(Source data)
----------------

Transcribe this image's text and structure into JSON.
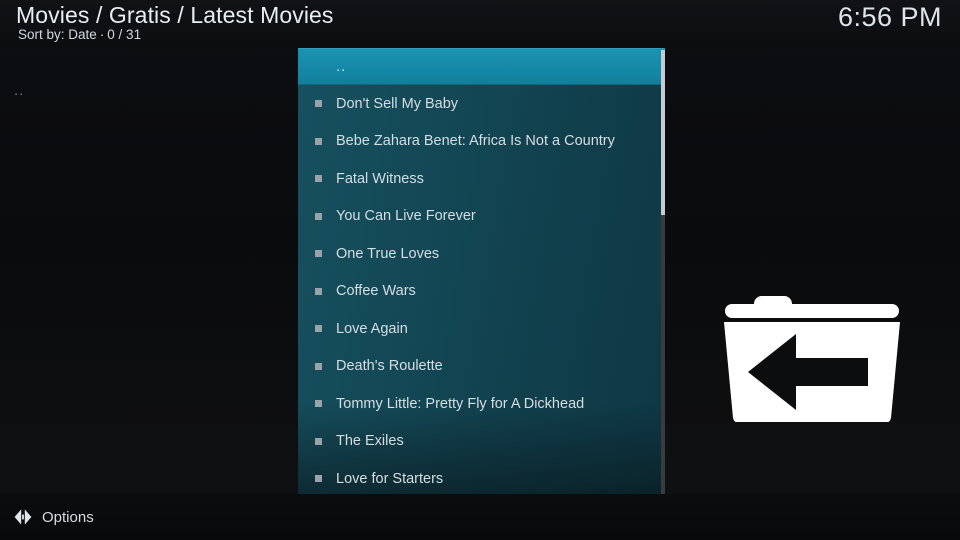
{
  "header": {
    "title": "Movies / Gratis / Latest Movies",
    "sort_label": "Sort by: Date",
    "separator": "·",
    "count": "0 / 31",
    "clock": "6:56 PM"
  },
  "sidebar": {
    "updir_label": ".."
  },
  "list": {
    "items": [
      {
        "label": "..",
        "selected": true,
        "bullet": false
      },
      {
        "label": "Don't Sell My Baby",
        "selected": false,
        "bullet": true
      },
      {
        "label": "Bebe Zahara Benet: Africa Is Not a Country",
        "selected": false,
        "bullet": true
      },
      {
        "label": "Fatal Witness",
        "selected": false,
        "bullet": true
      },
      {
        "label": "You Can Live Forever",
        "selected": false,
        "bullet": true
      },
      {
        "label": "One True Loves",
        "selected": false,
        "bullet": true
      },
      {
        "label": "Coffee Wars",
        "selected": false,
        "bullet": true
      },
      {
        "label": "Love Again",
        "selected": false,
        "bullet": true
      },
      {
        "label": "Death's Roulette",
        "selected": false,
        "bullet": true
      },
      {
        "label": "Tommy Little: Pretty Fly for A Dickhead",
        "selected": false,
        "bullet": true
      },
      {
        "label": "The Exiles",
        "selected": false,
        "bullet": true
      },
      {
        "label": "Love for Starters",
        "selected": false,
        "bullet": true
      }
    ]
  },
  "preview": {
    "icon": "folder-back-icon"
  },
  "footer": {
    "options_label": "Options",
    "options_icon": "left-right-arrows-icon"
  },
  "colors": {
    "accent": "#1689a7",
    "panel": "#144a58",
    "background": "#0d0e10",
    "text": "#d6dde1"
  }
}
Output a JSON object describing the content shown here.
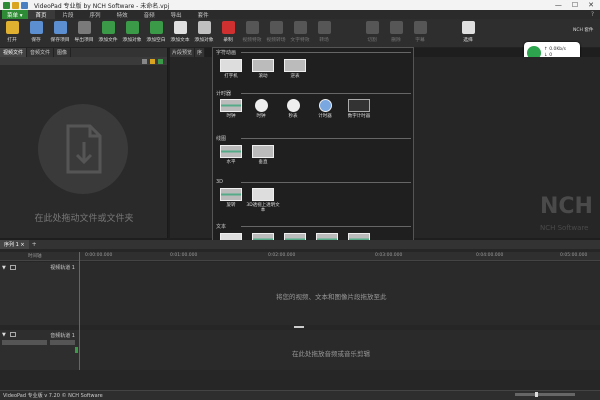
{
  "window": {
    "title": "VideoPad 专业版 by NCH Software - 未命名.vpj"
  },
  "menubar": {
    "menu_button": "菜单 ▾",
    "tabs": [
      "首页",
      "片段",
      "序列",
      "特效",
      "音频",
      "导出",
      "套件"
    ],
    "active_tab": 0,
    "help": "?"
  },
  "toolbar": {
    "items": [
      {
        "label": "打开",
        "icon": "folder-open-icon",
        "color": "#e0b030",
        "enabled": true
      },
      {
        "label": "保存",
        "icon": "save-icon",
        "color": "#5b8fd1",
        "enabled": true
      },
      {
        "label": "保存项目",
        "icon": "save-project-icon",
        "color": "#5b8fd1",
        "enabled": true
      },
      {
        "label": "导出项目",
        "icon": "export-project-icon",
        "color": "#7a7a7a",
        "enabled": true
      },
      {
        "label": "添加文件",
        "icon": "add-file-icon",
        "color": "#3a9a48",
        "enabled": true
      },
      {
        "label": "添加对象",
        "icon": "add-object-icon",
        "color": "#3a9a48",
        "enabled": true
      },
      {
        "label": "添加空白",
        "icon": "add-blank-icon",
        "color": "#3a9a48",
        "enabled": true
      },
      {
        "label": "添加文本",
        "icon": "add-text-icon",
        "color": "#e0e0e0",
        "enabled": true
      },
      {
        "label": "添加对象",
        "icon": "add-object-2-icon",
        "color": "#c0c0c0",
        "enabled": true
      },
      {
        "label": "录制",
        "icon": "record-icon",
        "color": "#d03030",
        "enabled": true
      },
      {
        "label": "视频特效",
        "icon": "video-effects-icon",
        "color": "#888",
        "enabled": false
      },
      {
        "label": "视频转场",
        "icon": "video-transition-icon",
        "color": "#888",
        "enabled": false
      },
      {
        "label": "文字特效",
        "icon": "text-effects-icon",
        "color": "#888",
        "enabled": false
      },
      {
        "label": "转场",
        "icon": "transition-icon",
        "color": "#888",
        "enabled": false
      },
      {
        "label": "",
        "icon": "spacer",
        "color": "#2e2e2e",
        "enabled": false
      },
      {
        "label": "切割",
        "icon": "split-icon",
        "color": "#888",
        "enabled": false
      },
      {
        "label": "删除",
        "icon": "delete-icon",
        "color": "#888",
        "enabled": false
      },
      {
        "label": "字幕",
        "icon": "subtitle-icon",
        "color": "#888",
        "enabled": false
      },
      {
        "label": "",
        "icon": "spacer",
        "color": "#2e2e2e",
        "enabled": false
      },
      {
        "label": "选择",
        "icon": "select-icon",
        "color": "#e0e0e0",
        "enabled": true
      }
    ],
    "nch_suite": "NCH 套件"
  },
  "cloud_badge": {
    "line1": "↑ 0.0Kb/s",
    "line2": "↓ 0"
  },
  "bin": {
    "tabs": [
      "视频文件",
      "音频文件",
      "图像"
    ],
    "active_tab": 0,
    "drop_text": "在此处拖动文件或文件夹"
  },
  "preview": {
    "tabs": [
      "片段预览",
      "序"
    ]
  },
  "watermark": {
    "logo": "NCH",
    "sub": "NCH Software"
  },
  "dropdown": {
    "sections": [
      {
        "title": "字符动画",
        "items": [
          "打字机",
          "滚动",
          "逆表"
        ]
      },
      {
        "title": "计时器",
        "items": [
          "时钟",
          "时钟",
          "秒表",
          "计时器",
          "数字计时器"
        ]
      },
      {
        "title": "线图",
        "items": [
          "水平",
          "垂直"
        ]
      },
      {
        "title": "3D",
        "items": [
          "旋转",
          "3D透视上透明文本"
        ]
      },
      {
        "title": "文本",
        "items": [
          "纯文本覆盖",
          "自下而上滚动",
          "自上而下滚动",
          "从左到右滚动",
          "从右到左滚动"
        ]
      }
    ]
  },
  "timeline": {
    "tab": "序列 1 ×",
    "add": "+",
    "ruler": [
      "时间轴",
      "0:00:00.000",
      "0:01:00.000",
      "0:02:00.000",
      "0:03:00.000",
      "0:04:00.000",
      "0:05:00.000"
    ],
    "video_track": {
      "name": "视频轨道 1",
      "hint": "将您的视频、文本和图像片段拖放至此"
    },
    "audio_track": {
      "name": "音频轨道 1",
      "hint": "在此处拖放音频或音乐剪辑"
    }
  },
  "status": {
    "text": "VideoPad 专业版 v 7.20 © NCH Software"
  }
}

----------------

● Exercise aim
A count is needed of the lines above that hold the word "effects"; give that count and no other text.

● Task answer
2